That said, having missed the opportunity to present the data better last October and realising that a problem was brewing what could UKSA have done? One option was to reissue table 9.9 with footnotes and some explanatory text. It would have been an easy way to sort the problem. But they didn’t.
UKSA has tried to clear up the confusion, once it had set in, for example in this letter in April. It concluded as follows:
Alas, such interventions, given the other options had been passed up, always looked a bit too little too late. Apart from some press comment, the impact of such letters is questionable and they do not reach anyone else coming to the data who is not up to speed with the UKSA “disappointment”.
For the record, ONS has also published (25 May, on a beta site) one of its new “Perspective” features on The UK contribution to the EU budget. It included the chart below which helpfully sets out the numbers. It also had the lines (hidden away in a slideshow): “In 2014 the UK’s official gross payments to the EU amounted to £19.1 billion. However, this amount of money was never actually transferred to the EU …” Why was that information not put in the Pink Book?
So far as the £350m and the referendum goes, the die is cast. Today’s announcement seems unlikely to do anything to change the situation. Both sides have misused numbers in this referendum debate but the Leave campaign will probably feel a bit miffed about this UKSA statement and its timing so long after the data’s release in October. The issue needs to be returned to in the summer, in or out. The reputation of all statistics (and UKSA for that matter) is under threat.
- UKSA is reviewing the code of practice under which statistics are produced and disseminated. We shall hope that the statisticians have learnt that they must be super vigilant about presentation and how it affects the use of data. The new code can highlight that. The ONS must get its house in order.
- UKSA produced a report in 2013, “Official statistics in the context of the referendum on Scottish independence” ahead of the 2014 referendum. Perhaps it should have produced a similar document for this referendum too. It would have flushed out issues such as this before this late stage of the campaign.
Footnote – The UKSA statement of 27 May:

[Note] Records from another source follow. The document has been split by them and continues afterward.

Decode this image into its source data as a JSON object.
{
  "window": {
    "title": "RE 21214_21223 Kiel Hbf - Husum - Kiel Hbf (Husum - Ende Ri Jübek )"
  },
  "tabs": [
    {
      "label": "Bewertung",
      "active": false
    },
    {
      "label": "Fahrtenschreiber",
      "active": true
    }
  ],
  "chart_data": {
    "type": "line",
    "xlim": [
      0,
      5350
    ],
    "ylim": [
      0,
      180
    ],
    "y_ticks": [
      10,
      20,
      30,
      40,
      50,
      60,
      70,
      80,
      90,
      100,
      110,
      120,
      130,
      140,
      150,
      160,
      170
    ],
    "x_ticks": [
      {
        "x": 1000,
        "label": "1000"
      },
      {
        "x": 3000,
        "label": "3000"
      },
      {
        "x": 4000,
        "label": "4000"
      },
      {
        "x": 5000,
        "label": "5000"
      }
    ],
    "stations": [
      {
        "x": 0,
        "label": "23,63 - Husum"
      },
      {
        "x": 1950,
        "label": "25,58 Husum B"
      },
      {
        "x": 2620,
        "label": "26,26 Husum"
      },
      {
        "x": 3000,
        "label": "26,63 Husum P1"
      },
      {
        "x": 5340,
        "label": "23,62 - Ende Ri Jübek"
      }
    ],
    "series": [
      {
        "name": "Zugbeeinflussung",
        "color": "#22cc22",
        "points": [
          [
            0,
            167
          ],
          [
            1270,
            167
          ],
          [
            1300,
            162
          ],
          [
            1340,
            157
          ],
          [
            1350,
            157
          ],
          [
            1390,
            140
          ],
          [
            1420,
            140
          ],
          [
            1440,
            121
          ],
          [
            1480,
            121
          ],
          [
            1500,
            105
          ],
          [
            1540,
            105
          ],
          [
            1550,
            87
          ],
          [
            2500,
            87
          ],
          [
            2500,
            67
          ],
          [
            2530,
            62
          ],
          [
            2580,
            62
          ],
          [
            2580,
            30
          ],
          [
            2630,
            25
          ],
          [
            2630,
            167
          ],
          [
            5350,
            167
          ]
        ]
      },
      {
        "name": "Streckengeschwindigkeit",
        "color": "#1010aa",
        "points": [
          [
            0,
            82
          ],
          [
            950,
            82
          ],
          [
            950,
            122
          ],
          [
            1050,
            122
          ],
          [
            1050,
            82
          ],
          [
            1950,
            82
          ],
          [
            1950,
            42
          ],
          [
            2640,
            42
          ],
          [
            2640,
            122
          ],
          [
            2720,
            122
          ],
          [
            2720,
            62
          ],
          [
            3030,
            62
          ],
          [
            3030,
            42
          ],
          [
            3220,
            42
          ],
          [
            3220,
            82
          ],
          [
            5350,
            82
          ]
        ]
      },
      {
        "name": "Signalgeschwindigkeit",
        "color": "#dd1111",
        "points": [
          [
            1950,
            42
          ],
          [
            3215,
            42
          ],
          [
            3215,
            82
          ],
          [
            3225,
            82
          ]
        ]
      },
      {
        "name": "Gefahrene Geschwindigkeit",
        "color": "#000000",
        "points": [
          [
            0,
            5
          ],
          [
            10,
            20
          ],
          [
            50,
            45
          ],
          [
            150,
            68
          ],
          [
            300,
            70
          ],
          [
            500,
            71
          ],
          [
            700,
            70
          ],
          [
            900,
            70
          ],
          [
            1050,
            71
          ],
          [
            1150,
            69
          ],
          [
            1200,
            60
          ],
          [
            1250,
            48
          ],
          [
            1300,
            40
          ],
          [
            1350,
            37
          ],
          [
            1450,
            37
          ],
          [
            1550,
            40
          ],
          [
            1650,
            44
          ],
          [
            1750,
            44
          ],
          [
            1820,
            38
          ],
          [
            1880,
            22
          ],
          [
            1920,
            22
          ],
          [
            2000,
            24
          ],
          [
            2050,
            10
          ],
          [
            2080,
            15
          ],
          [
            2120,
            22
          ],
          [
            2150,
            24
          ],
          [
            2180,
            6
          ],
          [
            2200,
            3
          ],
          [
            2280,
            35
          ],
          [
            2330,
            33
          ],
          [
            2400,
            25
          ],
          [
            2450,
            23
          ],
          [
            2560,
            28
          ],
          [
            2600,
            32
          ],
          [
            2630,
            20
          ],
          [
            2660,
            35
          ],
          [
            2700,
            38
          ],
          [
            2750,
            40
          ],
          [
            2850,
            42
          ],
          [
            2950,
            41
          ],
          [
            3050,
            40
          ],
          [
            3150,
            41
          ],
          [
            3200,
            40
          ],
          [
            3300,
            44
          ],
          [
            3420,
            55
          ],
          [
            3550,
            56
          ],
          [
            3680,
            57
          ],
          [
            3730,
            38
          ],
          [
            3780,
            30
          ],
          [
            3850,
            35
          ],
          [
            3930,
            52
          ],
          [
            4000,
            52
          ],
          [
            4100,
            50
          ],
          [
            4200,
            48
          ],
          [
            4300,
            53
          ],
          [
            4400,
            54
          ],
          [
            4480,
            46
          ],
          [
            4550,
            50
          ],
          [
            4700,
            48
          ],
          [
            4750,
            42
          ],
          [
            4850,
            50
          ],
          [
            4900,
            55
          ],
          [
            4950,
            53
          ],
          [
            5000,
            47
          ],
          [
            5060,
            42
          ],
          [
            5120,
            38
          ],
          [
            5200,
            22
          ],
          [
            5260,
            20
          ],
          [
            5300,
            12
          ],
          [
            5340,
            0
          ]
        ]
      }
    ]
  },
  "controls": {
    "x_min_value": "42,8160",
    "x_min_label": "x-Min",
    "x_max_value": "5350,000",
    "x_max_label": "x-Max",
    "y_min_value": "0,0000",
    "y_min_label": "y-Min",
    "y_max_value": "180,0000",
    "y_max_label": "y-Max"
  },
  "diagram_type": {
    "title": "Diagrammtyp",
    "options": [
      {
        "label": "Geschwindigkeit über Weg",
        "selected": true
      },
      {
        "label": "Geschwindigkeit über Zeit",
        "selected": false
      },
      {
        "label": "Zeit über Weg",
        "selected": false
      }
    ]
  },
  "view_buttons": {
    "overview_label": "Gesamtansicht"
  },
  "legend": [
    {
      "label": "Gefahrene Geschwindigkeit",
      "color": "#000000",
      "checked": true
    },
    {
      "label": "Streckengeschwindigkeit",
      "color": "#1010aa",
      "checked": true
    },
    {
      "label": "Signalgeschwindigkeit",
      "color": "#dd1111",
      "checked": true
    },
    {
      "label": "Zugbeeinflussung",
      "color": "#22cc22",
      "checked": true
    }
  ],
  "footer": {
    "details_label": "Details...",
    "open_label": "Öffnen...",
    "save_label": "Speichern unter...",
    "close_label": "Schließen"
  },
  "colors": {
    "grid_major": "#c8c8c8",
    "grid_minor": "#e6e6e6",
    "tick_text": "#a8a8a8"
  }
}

Sir Andrew Dilnot, Chair of the UK Statistics Authority has said today:
- Given the high level of public interest in the European Union referendum debate, it is vital that official statistics are used accurately, with important caveats and limitations explained.
- The UK Statistics Authority is disappointed to note that there continue to be suggestions that the UK contributes £350 million to the EU each week, and that this full amount could be spent elsewhere (see Annex A).
- As we have made clear, the UK’s contribution to the EU is paid after the application of the rebate. We have also pointed out that there are payments received by the UK public and private sectors that are relevant here. The continued use of a gross figure in contexts that imply it is a net figure is misleading and undermines trust in official statistics.